Jimmy Eat World's Jim Adkins Loves a Good Short Story


If Jimmy Eat World’s emotionally-driven songs have ever seemed like miniature stories it might be because frontman Jim Adkins has a longstanding interest in short stories. The musician, who admits he didn’t start reading for pleasure until high school, has always been compelled by American writers like Richard Ford and Thom Jones, who are known for perfecting short form fiction. Jimmy Eat World explored literary themes on their 1999 album Clarity, which features a song called “Goodbye Sky Harbor” that Adkins lifted from a John Irving novel. Since then the band’s fictional tendencies have come in the form of narrative-based songs. On the band’s new album Damage, Adkins was compelled to pen breakup songs, each of which reveal Adkins’ interest in dark-leaning narratives.

Hive spoke with Adkins about why he prefers short stories, how his literary influences pervade his music and why a musical adaptation of Tom Hardy poem is likely not forthcoming.

What was your entry point into reading as a kid?

I think the first book I can remember being really excited about reading was probably Fear and Loathing in Las Vegas. Which is a strange. I’d always been forced to read Dickens and stuff that I would later like. Reading in early development and junior high didn’t really have an interest for me. I would rather have been out skating or playing guitar or something. Reading for my own enjoyment really didn’t begin until high school. I read a lot of Ayn Rand in high school too. I’m not one of “those people” but I did read it. Her writing style engaged me.

Once you started reading for pleasure, was there a certain type of book you were most attracted to?

I got really into short stories. I picked up a copy of the Vintage Books’ Contemporary American Short Stories. It had people like Richard Ford and Thom Jones and Raymond Carver. I was sort of lost in the bookstore one day and I picked that up. I thought it might be a good way to expose myself to people I might not be familiar with. It just blew my mind, you know? I really couldn’t get enough of that. I gravitate a lot more toward short stories. A really well-crafted short story is a lot like a really well-crafted song. You can get through it in one sitting. I like the idea of trying to compress an idea in a concise way. [The idea of] having your arc be compressed in a concise way is a lot like songwriting.

Have you ever taken something you’ve read and wanted to interpret that into one of your songs?

Yeah. There’s a song of ours called “Goodbye Sky Harbor” that’s mostly about the character Owen Meany from A Prayer for Owen Meany by John Irving. I think I just wanted to try to do it. I think because Anthrax always had a Stephen King song on their records, I wanted to try doing it.

Have you done that with any subsequent songs or albums?

I read a lot all the time, I’m sure some stuff sinks in there. Sinks its way into things, but not intentionally. I haven’t read a story and decided I need to write a song around this. It’s never something I rule out, but I don’t think I have done that – not at that level anyway.

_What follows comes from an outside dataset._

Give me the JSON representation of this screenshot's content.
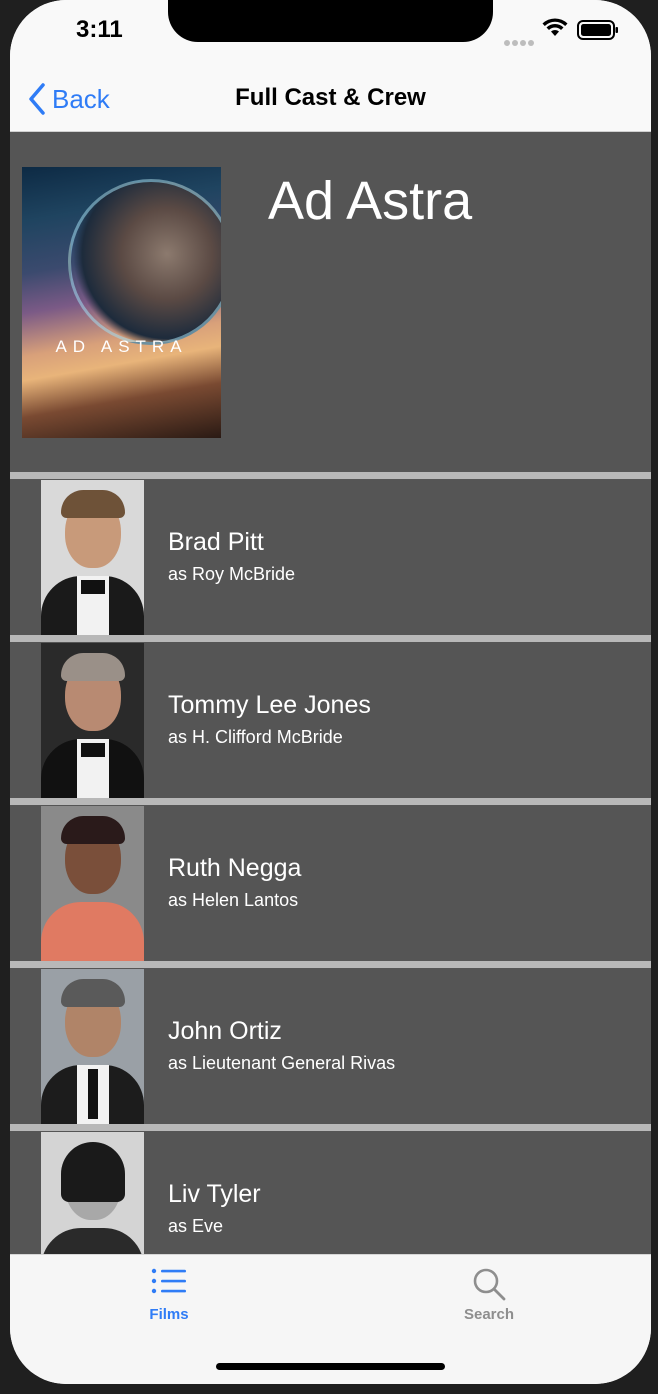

There was a minute where I was trying to adapt Thomas Hardy poems to songs. It worked to some degree but I haven’t put anything on a record.

Maybe for a future concept EP?

I don’t know if the vernacular would really translate. I don’t know if you’d want to sit through that for a whole album, but it’s kind of fun actually.

Is a particular book or story that you’d recommend to someone that’s been a longtime fan of Jimmy Eat World?

That is a hard question. I think this book of Contemporary American Short Stories is a great place to start. I guess also Richard Ford short stories. There’s a book called Women With Men that’s kind of spinning on everything else we’ve been talking about. Thom Jones, any of his books are really good. Cold Snap. Sonny Liston Was a Friend of Mine. That’s a good one.

Have you ever written any kind of fiction yourself?

Outside of the music world, no. There’s so much in music that you don’t have to explain. Maybe if you put your proverbial 10,000 hours into writing then you would just think writing, but I just think playing music. And it’s almost that I don’t have to think playing music, it just sort of happens, depending on how I’m feeling. For me it seems like the discipline of writing is a pretty raw, pretty intense discipline. I’ve always been too chicken to try it. You can’t hide behind a smoke machine and leather chaps when you’re writing prose.

Damage is out now on RCA. Stream it below: